By Raquel Corona-Parra
The Global Network is working everyday alongside multiple partners around the world to improve the lives of those suffering from NTDs. The Christian Blind Mission (CBM) is a Global Network partner working in Haiti to fight the disabling effects of Lymphatic Filariaris in individuals, as well as to raise awareness about the disease among the general public.
Lymphatic Filariaris (LF), also known as elephantiasis, is an extremely painful, debilitating and disfiguring disease. The disease is caused by the thread-like parasitic filarial worms Wuchereria bancrofti and Brugia malayi, which live in the lymphatic system and can cause extreme swelling (or lymphedema) of the extremities and genitals. LF infection can be treated with a combination of medicines that cost approximately 50 cents per person per year. Symptoms of advanced stages of the disease, lymphedema, can also be addressed with a morbidity management plan.
Just as important as the medicine needed to treat the physical effects of LF is the treatment necessary to alleviate the emotional effects of the disease. Those with severe symptoms are often unable to work because of the physical disability brought on by the disease. Many suffer from social stigma and marginalization as a result of their disfigurement.

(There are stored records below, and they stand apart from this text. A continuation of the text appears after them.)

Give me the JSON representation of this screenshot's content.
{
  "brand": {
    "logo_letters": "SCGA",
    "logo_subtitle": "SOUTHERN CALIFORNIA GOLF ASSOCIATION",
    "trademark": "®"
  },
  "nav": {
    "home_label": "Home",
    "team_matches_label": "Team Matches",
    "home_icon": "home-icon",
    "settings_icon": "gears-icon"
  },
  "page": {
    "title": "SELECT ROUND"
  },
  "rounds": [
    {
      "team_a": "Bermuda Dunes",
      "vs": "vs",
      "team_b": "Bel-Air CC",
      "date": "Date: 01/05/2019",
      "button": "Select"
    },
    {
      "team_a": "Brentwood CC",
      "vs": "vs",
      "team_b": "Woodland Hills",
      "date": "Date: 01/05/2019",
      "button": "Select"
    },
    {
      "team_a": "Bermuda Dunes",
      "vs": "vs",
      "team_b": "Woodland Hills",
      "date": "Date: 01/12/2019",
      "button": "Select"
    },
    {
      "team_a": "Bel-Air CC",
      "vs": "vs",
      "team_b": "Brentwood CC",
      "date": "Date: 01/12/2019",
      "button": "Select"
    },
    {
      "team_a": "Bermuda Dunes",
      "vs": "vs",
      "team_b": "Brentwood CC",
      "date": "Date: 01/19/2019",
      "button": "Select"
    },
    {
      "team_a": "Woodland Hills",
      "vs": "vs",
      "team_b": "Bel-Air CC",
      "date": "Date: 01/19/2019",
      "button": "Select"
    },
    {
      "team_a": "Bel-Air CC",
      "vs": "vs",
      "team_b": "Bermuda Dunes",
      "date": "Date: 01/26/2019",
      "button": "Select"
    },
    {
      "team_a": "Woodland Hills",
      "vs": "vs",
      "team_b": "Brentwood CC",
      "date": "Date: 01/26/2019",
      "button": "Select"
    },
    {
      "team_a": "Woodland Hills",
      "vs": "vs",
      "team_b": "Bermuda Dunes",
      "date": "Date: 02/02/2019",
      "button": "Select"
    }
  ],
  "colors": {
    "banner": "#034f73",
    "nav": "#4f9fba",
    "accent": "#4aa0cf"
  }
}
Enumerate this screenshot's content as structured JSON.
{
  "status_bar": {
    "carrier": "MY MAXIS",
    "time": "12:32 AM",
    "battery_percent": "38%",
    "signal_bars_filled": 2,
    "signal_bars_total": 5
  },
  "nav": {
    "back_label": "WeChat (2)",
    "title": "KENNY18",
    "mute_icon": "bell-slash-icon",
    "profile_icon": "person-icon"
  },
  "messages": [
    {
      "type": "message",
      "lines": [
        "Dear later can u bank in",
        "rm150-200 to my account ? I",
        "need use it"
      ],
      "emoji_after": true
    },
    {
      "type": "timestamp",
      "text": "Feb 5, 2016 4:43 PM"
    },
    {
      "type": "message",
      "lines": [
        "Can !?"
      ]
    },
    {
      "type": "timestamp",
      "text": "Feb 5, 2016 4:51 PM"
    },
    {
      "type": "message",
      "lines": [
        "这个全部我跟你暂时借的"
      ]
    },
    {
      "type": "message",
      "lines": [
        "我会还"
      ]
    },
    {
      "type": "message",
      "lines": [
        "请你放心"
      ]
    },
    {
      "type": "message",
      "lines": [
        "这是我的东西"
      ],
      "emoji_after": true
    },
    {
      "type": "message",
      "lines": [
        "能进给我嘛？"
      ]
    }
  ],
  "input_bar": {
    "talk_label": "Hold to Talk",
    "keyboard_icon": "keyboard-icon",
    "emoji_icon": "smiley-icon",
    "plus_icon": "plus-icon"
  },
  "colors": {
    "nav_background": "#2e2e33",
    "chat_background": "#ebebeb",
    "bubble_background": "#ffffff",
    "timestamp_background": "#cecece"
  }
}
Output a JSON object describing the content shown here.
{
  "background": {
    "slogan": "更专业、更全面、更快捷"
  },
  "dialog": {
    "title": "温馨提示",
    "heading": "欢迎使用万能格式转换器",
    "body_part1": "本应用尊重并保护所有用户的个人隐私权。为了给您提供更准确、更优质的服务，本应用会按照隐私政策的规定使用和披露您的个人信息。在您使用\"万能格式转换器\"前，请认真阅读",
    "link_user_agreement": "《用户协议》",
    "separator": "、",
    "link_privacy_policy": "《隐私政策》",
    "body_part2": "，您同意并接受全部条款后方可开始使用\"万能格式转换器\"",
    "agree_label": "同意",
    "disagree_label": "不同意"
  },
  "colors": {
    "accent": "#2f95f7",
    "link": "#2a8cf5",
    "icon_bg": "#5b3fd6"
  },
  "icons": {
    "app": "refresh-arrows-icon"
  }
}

CBM is working to empower patients of LF through proper self-care guidelines as well as with the psychosocial and emotional support that is vital for their physical and emotional well-being.
CBM’s project in Haiti is currently concentrated in the communes of Leogane, Cap-Haitien and Carrefour, where the prevalence of LF ranges from 10 to 45 percent—well above the national prevalence of 10 percent. CBM has partnered with the Hospital Sainte Croix and the University of Notre Dame to establish self-help groups or Hope Clubs, as they are called in Leogane, for people suffering from LF. As part of the first year of activities, CBM has recruited 200 LF patients to join the Hope Clubs in Leogane to form 10 self-help groups. Members of the clubs meet bi-monthly to share information about basic self care and hygiene and to develop mutual support among members. The Hope Clubs are led by animators who have received training from the U.S. Centers for Disease Control and Prevention (CDC) on risk reduction strategies and basic limb care.
Around 90 percent of Hope Club members are women. Many of them have reported that they feel rejected by their families and communities. A majority of them do not have a job or a way to sustain themselves, which has further trapped them in a cycle of poverty. As we celebrate International Women’s Day today, the Global Network would like to emphasize the link between a woman’s health and her opportunity for development and progress. The support provided by the Hope Clubs is already making a difference in the lives of the women and men of Leogane.
Antoinette Saint-Fab was 15 years old when she contracted LF; her mother also lived with LF. Her story serves to illustrate the genuine difference made by support groups in the lives of those suffering from the effects of LF. Antoinette is a single mother of three who has not been able to work for many years because of the physical disability brought on by LF. She has suffered from social stigma for years, and explains that she was rejected by the father of her children because her lymphedema was getting worse, with large lobules and very hard fibrotic skin on her legs. Previously, she had to travel approximately half an hour to a clinic where she received treatment for acute LF.
Antoinette recently joined one of the Hope Clubs in her home town of Leogane, Haiti, where she receives advice on hygiene practices that can control the severity of lymphedema. Antoinette has expressed that the Hope Club is the only place where she feels comfortable and understood; the Hope Club is a place where she receives support from others who are going through similar hardships. Antoinette hopes to become economically autonomous, so as to provide for herself and her children properly.
Among CBM’s current and future plans are launching Hope Clubs in the communes of Cap-Haitien and Carrefour in the upcoming months.
CBM is an international development organization committed to improving the quality of life of people with disabilities in low income regions of the world. CBM currently works in 81 countries through 749 projects, serving millions of people with disabilities annually.
LF affects more than 120 million people in 80 countries worldwide, mainly in poverty-stricken areas of the world. In Latin America and the Caribbean, there are 720,000 people infected with LF and 11 million people are at risk for contracting the disease; however, this is the region that is closest to achieving the elimination of NTDs. Haiti and Guyana have the greatest LF disease burden in the region. Brazil and the Dominican Republic have more restricted disease foci, and transmission has been interrupted in areas of Costa Rica, Suriname and Trinidad and Tobago. Current efforts such as those taken on by our partner in Haiti, CBM, make elimination of LF in the region possible within 3 to 5 years.